Task directions = Your result should be every line of the records below that contains the word "with".

Records supplied =
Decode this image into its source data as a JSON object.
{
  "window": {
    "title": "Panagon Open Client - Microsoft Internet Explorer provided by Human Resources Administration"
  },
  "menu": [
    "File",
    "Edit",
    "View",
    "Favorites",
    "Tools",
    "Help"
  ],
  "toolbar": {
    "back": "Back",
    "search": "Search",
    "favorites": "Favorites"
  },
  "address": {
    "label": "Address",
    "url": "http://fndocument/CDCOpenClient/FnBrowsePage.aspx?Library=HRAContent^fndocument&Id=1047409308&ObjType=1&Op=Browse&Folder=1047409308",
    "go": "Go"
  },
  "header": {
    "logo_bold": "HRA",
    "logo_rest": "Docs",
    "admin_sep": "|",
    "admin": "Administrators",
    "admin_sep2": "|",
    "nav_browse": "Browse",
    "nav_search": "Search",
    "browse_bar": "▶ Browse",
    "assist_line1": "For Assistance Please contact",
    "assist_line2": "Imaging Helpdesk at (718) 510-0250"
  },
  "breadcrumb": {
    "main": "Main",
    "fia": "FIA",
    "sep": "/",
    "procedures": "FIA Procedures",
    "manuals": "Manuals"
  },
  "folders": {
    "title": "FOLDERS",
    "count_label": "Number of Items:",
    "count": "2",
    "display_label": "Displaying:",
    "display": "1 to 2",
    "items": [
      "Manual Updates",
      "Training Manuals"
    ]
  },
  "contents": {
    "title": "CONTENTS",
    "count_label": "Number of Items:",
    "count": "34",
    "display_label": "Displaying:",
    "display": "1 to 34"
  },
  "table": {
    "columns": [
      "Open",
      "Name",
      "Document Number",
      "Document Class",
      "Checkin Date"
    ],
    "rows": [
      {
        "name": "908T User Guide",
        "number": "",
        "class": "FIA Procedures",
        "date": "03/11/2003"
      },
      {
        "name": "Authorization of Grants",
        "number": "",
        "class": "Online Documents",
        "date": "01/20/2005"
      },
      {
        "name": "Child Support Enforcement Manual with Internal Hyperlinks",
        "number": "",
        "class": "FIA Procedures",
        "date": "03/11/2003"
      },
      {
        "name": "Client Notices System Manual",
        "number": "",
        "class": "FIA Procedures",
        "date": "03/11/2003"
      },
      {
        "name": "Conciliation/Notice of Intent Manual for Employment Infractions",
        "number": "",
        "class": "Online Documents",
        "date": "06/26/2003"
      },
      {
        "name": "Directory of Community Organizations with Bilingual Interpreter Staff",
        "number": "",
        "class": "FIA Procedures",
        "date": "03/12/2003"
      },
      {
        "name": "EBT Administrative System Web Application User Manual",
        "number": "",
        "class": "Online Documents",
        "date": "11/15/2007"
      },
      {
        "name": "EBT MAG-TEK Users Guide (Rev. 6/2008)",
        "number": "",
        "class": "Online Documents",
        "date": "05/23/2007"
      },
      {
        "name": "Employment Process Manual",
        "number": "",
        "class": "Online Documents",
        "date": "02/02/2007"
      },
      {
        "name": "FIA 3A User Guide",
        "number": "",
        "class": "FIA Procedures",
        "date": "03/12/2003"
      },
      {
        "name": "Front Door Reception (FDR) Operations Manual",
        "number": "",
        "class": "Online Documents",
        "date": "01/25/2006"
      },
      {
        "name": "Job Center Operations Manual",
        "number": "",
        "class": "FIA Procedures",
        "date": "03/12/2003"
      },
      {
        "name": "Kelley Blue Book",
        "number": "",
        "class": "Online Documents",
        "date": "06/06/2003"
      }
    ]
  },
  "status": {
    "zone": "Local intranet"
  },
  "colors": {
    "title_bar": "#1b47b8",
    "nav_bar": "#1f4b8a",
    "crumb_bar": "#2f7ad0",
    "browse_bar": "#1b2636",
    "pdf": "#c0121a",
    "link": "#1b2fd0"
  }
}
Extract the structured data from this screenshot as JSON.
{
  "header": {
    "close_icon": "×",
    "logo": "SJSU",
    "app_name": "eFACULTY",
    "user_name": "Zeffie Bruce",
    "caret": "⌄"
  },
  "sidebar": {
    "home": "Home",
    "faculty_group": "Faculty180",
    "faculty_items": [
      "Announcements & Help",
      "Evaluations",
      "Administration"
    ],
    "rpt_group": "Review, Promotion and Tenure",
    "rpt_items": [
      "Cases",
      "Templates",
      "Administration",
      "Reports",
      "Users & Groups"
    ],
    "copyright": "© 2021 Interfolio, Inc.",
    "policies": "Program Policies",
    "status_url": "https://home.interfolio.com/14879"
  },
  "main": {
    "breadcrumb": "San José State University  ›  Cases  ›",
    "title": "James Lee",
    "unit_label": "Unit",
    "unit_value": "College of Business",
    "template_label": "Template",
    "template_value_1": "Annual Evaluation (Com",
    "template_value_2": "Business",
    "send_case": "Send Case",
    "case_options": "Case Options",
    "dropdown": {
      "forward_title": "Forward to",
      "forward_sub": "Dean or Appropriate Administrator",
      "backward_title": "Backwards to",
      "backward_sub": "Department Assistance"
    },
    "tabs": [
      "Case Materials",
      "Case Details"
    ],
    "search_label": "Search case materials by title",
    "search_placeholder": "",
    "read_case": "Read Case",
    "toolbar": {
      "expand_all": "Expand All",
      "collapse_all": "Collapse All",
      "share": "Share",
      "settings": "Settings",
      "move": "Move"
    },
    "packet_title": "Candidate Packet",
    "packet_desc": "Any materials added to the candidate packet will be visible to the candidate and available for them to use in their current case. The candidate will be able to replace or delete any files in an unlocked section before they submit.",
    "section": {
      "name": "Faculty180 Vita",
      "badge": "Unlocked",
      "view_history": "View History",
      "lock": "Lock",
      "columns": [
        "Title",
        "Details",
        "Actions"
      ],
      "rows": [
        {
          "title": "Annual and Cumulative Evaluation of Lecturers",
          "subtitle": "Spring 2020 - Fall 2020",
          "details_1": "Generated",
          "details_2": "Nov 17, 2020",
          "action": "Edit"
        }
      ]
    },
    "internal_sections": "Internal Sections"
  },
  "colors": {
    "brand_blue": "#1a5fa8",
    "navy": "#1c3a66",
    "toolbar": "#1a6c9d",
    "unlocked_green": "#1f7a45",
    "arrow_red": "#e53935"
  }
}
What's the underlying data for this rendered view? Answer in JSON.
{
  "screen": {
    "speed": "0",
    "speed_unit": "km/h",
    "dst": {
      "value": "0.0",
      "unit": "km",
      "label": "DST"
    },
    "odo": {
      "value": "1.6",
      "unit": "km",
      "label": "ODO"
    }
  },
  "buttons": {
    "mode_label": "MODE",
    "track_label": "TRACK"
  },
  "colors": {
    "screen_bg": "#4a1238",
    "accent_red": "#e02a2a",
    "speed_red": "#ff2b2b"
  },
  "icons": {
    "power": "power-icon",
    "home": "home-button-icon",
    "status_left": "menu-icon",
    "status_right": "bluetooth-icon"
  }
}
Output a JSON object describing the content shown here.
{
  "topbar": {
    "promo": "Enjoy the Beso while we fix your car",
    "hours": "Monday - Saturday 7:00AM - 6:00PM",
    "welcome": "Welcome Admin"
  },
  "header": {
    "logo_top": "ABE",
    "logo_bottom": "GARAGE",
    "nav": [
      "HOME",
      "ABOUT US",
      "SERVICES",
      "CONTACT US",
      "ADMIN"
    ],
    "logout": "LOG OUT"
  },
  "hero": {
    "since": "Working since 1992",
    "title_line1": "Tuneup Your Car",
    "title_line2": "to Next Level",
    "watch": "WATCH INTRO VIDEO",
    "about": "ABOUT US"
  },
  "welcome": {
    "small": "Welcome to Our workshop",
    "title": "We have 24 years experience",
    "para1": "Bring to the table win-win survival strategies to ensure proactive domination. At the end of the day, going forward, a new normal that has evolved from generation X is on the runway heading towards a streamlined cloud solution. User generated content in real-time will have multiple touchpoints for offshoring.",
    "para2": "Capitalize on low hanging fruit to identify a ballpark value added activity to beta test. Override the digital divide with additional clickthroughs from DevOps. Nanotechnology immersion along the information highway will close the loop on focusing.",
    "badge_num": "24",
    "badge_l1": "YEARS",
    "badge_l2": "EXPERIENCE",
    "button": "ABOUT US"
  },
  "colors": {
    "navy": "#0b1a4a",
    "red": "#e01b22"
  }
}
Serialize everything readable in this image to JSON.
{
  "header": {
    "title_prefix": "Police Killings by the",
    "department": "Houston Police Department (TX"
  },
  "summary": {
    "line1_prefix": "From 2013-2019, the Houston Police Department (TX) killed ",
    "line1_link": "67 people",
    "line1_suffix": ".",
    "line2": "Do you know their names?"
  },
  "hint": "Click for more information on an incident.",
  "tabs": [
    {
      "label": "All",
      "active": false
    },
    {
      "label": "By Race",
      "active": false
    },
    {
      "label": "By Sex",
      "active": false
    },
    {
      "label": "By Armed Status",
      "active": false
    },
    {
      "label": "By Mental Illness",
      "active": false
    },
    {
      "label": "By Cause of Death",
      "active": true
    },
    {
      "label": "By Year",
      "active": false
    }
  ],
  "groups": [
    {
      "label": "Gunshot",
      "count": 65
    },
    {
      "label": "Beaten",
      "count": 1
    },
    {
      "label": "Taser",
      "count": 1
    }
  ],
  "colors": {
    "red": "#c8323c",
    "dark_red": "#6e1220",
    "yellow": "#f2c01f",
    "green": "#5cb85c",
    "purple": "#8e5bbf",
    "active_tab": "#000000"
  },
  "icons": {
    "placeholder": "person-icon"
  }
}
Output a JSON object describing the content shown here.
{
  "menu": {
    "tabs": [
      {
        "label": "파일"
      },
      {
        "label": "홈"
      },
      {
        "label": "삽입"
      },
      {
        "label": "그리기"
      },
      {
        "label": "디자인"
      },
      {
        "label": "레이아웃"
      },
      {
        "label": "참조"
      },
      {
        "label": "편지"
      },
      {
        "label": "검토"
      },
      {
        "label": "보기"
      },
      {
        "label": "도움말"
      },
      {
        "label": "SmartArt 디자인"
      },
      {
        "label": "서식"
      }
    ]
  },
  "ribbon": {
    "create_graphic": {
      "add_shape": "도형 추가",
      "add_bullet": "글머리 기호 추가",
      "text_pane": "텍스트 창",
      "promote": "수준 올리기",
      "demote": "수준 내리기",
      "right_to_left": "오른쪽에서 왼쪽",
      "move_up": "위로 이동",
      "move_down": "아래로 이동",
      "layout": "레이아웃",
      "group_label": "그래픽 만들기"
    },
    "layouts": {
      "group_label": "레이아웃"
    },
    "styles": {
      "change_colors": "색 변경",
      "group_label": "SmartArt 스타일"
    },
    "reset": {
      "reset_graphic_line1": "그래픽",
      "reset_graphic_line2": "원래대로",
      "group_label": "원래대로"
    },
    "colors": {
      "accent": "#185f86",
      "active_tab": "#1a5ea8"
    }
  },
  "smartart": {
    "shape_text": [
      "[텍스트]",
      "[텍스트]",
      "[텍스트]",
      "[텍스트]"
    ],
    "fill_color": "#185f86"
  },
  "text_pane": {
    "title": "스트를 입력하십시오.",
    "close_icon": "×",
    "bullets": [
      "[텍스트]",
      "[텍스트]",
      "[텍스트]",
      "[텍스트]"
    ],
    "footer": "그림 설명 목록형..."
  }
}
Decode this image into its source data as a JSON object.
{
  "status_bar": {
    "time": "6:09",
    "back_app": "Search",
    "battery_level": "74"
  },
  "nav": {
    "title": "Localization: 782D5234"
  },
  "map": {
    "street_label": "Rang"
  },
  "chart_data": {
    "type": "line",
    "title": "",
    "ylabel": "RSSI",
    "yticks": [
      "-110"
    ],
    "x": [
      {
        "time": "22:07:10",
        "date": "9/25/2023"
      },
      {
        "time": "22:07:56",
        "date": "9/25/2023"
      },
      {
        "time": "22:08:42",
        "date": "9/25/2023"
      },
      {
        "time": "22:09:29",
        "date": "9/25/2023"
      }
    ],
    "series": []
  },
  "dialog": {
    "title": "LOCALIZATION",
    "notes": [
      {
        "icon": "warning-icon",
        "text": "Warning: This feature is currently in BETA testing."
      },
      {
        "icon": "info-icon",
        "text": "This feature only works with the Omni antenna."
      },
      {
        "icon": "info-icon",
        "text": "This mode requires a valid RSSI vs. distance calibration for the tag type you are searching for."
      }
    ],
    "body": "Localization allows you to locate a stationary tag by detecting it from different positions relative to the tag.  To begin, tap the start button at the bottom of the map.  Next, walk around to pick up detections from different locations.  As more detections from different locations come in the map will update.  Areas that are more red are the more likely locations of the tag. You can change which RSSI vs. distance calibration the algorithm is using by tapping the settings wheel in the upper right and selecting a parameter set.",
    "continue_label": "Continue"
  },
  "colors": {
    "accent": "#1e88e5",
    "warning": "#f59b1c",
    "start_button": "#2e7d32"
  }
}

Solution =
        "name": "Child Support Enforcement Manual with Internal Hyperlinks",
        "name": "Directory of Community Organizations with Bilingual Interpreter Staff",
    "para2": "Capitalize on low hanging fruit to identify a ballpark value added activity to beta test. Override the digital divide with additional clickthroughs from DevOps. Nanotechnology immersion along the information highway will close the loop on focusing.",
        "text": "This feature only works with the Omni antenna."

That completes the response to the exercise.